Make sure your weekly shopping list includes some of the top 10 anti-oxidant foods as listed out of 100 different types of food: small red beans, wild blueberries, red kidney beans, pinto beans, cultivated blueberries, cranberries, artichokes, blackberries, prunes and raspberries.
Be sure to also include the most phyto-dense good sources such as soy, tomatoes, broccoli, garlic, flax seed, citrus fruits, melons, grapefruit, blueberries, sweet potatoes, chili peppers and legumes (beans lentils).
Pay special attention to inexpensive legumes that are plants with seed pods that can split into two halves. They are rich in plant protein (substituted for meat protein), essential minerals, micro-nutrients, dietary soluble fiber and are low on the glycemic index value scale which means they are less likely to raise blood glucose and insulin .They are a good source of Folate which helps to lower homocystein levels associated with cardiovascular problems.
Don’t forget a weekly supply of raw nuts. Best food sources include almonds, Brazils, cashews, hazelnuts, pecans and walnuts. They are rich in unsaturated fats that lower cholesterol. They contain other healthy nutrients such as magnesium, copper, zinc, potassium, fiber, folic acid, and arginine (an amino acid that helps to keep arteries clear.) Walnuts are rich in alpha-linolenic acid and omega 3 fatty acids. Research shows eating 1.5 grams of walnuts daily may reduce the risk of heart disease. The US FDA allows these health benefits to be put on labels.
Treat yourself with pumpkin seeds. They are particularly nutrient dense with stores of protein, fiber, iron, copper, magnesium, manganese, phosphorus, calcium, potassium, zinc, selenium, folate and niacin as will as arginine and linolenic acid. Sprinkle on salads, mix into casseroles, add to cookies, muffins and snacks.
Sometimes it’s interesting to think that a food product in nature cannot carry a label with health claims.

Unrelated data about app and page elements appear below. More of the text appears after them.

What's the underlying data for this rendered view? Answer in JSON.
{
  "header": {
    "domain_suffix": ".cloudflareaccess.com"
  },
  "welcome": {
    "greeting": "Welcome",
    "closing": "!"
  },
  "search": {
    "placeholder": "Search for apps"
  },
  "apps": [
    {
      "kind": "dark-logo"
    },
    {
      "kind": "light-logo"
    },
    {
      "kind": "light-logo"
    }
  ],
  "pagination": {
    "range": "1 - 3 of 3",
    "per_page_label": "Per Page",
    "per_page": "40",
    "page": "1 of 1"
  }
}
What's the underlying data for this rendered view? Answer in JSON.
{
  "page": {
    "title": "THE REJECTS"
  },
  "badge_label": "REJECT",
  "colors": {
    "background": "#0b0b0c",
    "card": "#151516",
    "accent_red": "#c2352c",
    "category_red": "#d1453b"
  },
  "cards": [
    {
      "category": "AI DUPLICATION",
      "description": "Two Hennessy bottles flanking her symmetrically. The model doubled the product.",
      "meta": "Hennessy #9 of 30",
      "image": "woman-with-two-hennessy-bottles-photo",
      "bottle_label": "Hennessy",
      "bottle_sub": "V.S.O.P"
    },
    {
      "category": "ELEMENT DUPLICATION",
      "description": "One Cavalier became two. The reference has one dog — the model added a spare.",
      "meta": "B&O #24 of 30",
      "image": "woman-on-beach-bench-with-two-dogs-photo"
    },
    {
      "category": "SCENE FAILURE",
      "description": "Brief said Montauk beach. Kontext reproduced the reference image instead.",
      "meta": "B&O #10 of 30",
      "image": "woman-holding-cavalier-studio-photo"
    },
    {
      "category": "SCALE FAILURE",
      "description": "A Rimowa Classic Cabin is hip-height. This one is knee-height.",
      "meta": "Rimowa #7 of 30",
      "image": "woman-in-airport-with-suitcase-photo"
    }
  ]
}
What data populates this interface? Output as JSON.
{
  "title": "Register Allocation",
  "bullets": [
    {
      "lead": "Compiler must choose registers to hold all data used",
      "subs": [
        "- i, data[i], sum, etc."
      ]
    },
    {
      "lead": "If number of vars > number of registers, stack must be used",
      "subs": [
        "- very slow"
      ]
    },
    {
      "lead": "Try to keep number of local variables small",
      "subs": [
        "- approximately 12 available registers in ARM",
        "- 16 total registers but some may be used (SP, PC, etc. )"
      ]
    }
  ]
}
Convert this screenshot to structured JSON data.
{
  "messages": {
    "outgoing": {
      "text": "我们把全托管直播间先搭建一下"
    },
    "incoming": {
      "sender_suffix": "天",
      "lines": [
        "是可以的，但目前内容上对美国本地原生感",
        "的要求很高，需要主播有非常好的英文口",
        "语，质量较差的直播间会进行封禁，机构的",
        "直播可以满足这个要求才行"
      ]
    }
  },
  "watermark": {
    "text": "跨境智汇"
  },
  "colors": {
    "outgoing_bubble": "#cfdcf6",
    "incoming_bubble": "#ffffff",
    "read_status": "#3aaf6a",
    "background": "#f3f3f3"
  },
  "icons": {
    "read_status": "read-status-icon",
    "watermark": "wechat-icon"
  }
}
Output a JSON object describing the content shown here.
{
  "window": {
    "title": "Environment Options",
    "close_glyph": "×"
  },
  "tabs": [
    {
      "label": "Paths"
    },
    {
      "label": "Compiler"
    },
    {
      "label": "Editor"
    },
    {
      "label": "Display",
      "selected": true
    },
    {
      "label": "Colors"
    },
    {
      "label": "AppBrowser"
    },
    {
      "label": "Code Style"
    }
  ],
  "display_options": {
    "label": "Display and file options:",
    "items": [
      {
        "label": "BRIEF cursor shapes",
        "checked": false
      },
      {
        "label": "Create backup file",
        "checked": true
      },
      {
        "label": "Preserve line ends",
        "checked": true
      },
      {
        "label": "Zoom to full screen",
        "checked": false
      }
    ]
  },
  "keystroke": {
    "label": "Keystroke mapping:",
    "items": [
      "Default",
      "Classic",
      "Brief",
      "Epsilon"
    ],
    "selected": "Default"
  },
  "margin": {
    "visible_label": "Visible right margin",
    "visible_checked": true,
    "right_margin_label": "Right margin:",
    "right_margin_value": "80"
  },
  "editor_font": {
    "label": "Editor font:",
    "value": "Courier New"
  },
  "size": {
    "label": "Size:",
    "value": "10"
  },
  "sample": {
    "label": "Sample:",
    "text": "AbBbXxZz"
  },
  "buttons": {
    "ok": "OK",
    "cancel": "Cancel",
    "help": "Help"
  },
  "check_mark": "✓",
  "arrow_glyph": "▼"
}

In other words, if a product is found in nature, it can’t be patented to make drugs. Imagine if people turned to nutritional solutions for prevention of health problems … where are the profit margins for drugs?
You are ultimately responsible for your health, but not in an informational vacuum and not in the profit margins of conglomerates.
Marvel once more at the miracle of planting a seed and watching a plant develop out of the soil, minerals, water and air to transpose its nutrients to a healthy body. See Index, preface and disclaimer.
Comments are always welcome about your experiences within the amazing world of phytonutrients.
Fresh oregano is a great antibacterial agent with phytonutrients that can fight infections. It’s loaded with antioxidants that help prevent cell damage, and it’s an excellent source of fiber, vitamin K, vitamin E, manganese, iron and calcium. Oregano oil is recommended for sore throats, poor digestion, nasal congestion, muscle and joint pain. It seems to have antimicrobial properties that make its use a good preventive strategy.
And don’t forget to add to add it to any Italian sauces for warm pungent healthy flavoring.